Most inquests will just be heard before the coroner, but the law requires certain inquests to be held by the coroner sitting with a jury. In such cases, it is the jury who decides the verdict.
This type of inquest includes:
- deaths in police or prison custody
- railway or air accidents
- deaths that occur at a workplace.
Near relatives of the deceased and interested persons (as defined by the coroner's rules) may ask questions of the witnesses. If they wish, they can be represented by a lawyer. With the coroner's consent, they may alternatively be represented by a friend or a member of a trade union/professional body.
Questions must be related to who the deceased was and how, when and where he / she came by his / her death.
Although the coroner has to hold the inquest in accordance with certain rules and requirements, they will try to be as polite and sympathetic as possible to everyone attending the inquest.
Information for jurors
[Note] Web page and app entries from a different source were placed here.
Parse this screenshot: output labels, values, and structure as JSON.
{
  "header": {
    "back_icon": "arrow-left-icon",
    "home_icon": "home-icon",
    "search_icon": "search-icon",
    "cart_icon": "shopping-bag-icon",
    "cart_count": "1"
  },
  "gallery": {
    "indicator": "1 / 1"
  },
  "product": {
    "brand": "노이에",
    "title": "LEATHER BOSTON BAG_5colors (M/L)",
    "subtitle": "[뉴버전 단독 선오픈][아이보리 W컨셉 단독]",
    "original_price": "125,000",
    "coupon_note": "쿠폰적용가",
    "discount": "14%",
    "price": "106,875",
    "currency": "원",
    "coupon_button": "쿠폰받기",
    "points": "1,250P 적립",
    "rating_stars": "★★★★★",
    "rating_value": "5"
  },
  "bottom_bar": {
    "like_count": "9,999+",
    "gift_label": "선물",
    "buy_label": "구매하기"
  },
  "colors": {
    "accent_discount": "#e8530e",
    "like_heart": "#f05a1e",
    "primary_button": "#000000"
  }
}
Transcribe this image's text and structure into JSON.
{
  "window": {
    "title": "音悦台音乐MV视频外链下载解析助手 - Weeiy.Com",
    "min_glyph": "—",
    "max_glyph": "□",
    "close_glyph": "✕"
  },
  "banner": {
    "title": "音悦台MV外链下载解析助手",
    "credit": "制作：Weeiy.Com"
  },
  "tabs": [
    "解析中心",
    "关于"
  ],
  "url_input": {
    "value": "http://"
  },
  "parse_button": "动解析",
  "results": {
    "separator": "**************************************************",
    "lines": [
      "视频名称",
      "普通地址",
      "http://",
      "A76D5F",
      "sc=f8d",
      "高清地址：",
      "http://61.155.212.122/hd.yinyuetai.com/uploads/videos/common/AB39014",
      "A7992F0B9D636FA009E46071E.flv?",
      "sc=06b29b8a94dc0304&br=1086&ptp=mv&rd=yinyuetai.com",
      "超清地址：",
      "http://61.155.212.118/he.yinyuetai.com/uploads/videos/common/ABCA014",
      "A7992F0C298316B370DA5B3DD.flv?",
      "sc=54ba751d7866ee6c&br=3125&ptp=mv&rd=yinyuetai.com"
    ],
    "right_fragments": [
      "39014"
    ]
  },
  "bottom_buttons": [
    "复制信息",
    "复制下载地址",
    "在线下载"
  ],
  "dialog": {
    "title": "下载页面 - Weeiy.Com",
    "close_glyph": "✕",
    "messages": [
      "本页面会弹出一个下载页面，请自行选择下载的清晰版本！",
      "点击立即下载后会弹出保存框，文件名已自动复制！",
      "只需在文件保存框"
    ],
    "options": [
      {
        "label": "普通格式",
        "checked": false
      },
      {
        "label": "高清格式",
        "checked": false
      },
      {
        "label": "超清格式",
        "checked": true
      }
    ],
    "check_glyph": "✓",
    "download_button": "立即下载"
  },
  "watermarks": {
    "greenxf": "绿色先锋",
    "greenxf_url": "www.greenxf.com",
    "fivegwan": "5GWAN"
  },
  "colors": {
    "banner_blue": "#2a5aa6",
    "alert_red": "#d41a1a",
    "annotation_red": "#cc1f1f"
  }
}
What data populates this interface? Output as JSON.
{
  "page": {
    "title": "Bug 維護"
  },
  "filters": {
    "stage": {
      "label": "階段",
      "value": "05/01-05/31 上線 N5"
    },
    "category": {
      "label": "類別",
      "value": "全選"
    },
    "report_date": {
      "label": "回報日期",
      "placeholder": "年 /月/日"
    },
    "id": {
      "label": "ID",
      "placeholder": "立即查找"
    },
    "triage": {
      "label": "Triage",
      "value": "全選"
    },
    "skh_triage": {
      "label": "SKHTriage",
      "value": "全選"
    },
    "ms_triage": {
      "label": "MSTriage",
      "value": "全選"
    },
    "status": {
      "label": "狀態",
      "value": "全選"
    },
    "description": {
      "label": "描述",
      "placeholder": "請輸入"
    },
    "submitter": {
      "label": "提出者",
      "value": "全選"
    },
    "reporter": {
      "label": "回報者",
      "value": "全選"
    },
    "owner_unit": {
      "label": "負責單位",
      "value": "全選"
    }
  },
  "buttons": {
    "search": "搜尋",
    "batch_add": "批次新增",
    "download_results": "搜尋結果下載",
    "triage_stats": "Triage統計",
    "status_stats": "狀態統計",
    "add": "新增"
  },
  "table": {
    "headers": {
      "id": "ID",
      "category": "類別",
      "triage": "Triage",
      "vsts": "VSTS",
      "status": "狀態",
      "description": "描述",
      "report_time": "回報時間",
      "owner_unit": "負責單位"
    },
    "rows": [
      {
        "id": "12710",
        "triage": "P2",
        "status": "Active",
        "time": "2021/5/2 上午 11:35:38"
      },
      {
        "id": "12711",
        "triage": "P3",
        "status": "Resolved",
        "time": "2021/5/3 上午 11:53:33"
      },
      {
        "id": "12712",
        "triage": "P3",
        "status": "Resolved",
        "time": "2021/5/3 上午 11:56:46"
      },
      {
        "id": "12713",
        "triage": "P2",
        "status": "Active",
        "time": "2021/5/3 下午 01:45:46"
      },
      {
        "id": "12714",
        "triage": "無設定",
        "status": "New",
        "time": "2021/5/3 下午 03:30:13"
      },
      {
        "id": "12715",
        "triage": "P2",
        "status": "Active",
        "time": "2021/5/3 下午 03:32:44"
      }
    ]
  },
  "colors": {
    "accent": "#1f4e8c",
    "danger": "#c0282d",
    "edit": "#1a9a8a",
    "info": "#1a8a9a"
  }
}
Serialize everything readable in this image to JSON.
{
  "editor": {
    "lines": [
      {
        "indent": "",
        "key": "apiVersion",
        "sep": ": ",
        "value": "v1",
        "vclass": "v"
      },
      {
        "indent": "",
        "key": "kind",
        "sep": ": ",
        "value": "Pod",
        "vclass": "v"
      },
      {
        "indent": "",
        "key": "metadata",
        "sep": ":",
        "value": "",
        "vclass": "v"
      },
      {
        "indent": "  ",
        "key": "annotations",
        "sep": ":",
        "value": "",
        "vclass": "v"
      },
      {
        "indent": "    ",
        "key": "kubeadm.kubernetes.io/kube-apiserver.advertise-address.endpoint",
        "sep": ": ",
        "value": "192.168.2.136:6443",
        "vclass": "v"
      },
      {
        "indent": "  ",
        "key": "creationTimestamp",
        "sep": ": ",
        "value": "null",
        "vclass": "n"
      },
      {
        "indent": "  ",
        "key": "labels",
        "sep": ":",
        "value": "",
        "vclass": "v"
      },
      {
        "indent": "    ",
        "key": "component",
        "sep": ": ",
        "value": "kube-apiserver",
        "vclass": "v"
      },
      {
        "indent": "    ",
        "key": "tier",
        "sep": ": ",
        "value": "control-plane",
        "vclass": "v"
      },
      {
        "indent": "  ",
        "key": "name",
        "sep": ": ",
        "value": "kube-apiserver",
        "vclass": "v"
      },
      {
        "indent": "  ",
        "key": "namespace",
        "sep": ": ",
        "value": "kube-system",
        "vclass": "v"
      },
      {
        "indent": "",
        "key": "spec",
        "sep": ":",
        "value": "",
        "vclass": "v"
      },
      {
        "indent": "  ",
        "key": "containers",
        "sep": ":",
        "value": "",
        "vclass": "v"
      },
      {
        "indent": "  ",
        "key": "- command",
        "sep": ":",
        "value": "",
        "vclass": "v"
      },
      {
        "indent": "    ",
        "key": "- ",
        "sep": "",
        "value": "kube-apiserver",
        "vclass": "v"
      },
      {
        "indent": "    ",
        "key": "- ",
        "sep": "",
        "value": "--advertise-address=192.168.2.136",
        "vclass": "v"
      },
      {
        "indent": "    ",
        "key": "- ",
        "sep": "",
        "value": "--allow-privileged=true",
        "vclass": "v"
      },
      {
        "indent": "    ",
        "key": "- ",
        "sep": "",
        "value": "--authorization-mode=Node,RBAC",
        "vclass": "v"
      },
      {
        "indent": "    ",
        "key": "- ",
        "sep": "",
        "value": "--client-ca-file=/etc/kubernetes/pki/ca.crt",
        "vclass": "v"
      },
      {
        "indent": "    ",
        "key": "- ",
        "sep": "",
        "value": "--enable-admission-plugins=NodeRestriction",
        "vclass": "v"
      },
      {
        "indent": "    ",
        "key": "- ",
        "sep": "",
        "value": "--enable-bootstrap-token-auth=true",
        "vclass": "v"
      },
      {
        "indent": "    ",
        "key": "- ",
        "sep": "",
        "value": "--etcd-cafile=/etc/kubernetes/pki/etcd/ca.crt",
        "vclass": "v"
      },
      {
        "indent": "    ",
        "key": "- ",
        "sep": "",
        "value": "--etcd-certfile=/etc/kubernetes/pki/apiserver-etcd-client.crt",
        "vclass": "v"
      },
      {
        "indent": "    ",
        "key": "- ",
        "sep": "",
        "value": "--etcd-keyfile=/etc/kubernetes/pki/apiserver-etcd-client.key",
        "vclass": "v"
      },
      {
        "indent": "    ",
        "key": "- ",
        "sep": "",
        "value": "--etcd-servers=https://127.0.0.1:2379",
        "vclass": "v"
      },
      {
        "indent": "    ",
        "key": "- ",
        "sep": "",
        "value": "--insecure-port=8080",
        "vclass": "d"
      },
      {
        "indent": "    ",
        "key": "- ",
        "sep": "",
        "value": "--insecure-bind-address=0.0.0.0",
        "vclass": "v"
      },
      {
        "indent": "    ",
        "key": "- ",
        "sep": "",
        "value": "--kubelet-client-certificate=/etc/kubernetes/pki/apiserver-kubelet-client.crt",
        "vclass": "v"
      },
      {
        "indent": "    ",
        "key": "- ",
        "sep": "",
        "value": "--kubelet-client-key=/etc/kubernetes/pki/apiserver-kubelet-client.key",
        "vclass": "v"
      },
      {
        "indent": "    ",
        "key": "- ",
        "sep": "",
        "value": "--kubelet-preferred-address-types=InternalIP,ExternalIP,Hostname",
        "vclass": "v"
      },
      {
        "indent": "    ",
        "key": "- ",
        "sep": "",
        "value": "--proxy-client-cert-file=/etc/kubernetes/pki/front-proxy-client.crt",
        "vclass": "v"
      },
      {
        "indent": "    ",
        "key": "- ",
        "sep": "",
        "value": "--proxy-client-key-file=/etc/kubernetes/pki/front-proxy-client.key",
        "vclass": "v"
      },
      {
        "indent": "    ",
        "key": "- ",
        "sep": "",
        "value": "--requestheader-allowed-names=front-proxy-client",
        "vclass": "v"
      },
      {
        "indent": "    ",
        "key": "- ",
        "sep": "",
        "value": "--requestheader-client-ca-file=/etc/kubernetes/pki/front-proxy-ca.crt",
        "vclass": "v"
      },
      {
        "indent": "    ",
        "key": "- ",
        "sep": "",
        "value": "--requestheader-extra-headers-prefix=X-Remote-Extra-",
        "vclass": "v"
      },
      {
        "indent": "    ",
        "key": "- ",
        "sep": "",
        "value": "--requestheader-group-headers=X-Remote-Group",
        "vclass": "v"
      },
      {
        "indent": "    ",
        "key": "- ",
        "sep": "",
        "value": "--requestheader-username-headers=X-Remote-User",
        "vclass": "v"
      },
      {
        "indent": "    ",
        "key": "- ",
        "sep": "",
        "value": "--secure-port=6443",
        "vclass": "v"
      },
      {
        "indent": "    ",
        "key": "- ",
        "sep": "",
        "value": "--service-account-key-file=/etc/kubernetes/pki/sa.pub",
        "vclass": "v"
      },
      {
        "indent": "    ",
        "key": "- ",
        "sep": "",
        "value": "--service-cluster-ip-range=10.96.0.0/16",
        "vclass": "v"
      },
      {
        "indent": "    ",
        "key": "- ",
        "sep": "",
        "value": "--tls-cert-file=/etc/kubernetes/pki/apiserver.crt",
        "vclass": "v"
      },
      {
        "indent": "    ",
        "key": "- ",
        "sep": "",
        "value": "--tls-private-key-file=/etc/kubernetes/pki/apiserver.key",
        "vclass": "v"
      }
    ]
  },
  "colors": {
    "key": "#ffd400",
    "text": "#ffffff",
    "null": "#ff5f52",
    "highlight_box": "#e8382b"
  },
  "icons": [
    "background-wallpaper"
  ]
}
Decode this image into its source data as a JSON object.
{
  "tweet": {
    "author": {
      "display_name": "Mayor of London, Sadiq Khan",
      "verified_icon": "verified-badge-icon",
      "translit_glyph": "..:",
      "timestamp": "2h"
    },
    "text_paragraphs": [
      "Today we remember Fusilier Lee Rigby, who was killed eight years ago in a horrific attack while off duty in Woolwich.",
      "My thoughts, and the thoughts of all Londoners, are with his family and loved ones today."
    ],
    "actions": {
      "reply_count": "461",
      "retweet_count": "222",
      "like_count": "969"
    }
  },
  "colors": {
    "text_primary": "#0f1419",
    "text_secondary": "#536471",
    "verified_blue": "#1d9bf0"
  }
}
The coroner will send a leaflet explaining the duties of a juror at an inquest and provide any other relevant information. They will also provide an indication, in advance, of how long the jury service will last.